Are You Making These 5 Foundation Mistakes?

When it comes to makeup application, foundation is probably one of the hardest skills to master. Sure, it seems like an easy job — just slap on enough product to cover what you want to cover and that’s that, right? Well, you can probably guess that there is more to consider if you want to apply foundation just like the professionals.

For instance, what kind of formula are you using and is it suitable for your skin type? Are you using a brush or sponge to apply your foundation, and why does this matter? Are you applying foundation in a slap-and-dash way, instead of taking your time with it?

 

Are You Applying Foundation the Right Way?

As you might have guessed, there is more than meets the eye (or the face?) when it comes to applying foundation. Read on to see if you’ve been making any mistakes with your foundation application:

Swatching It at the Wrong Place

This is a fairly common mistake even makeup aficionados commit when swatching new makeup products. If you’ve ever shopped for base products like foundations and concealers, you’ve probably swabbed them on the back of your hand or the inside of your wrist, right? But, did you know that these two locations will not give you an accurate shade match? Instead, test the foundation or concealer along your jawline so you’ll be able to see if it matches both your face and neck. Another important tip when testing foundations and concealers: go under natural lighting so you can see the actual shade of the product. Often, the lighting in retail stores are too harsh, which can throw off the tone of the makeup shades. Thus, don’t be hesitant to take your time and go out into the sunlight so you can get a proper look at your swatches.

Using the Wrong Formula

Foundations come in a variety of formulas to target the different skin types out there. If you use a foundation with a formula unsuitable for your skin type, you’ll find that the foundation won’t sit well on your skin and can make it look worse than before. For instance, wearing a matte foundation when you have a dry skin type can cause your skin to look flat. It can even emphasise fine lines and wrinkles, thus making you look older than you really are. On the other hand, if you have oily skin and use a dewy or hydrating foundation, you’ll soon look like a grease ball halfway through the day. Therefore, be sure to consider your skin type before buying any foundation. For dry skin, opt for hydrating foundations with illuminating micro-particles to provide your skin with a glowing appearance. For oily skin, go with a lightweight foundation that will not clog your pores.

Not Prepping Your Skin

Providing your foundation with a clean canvas to layer on is essential to ensure your foundation glides smoothly onto your skin. If you try to apply foundation on a face that hasn’t been prepped with the necessary skincare products, you’ll just be setting yourself up for a failed flawless appearance. Therefore, don’t skip on your skin prep prior to makeup application, no matter how much you’re in a rush to head out the door.
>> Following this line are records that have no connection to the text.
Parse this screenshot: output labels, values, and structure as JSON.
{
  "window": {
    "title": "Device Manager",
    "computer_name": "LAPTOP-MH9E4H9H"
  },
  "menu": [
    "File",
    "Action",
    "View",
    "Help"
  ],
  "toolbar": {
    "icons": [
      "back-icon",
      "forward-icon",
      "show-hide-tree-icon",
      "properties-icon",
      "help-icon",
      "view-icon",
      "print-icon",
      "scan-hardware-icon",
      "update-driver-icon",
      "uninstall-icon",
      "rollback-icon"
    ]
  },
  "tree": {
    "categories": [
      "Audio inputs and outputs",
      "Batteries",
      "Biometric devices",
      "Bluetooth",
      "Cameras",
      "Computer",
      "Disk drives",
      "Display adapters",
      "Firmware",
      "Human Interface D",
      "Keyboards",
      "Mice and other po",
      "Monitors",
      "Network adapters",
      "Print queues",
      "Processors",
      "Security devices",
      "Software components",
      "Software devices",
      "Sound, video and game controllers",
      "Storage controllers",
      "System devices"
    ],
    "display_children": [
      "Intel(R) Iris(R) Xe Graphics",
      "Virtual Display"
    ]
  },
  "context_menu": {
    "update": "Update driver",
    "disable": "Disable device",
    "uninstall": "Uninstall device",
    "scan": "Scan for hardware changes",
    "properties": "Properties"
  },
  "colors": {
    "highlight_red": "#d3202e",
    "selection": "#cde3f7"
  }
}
The basic skincare products you should apply before makeup are moisturiser and sunscreen. If you have a moisturiser with an SPF, that works perfectly fine too. If you find that your sunscreen doesn’t provide your skin with enough hydration, you can layer a moisturiser underneath to boost the amount of hydration for your skin. Primer is another product you should consider applying, particularly if you have oily skin. Primers serve to minimise enlarged pores, reduce the appearance of acne scars, and generally help your makeup stay on for longer.

Not Using the Right Tool

The makeup tool you use to apply foundation depends on the amount of coverage you want to achieve. Generally, there are two types of tools you can go for: brush or sponge. Makeup sponges are great if you want to achieve a natural-looking and dewy finish. Even with a full-coverage foundation, makeup sponges can help sheer the product out, thus reducing the cakey look that can result from wearing this type of foundation. If you’re looking for a flawless, Photoshopped complexion, a makeup brush is your go-to. If you want to hide blemishes, freckles and hyperpigmentation, a flat, tapered foundation brush or buffing brush are the ones to go for. If you’re wearing a powder foundation, however, opt for a kabuki brush or a dense, flat-top brush.

You’re Too Heavy-Handed

Quickly applying a thick layer of foundation from the get-go is tempting when you don’t have much time to spare. However, this is the wrong move when it comes to foundation application because your foundation will look too cakey and just plain unflattering, especially under the daylight. Applying foundation shouldn’t be a rush job; it takes patience and time to achieve a base that doesn’t make you look like you just put a mask on your face. To do this, remember to work in thin layers and build up from there, depending on how much coverage you want. You can even focus more product on certain areas of your face such as those with blemishes and hyperpigmentation, and apply less on the clear areas.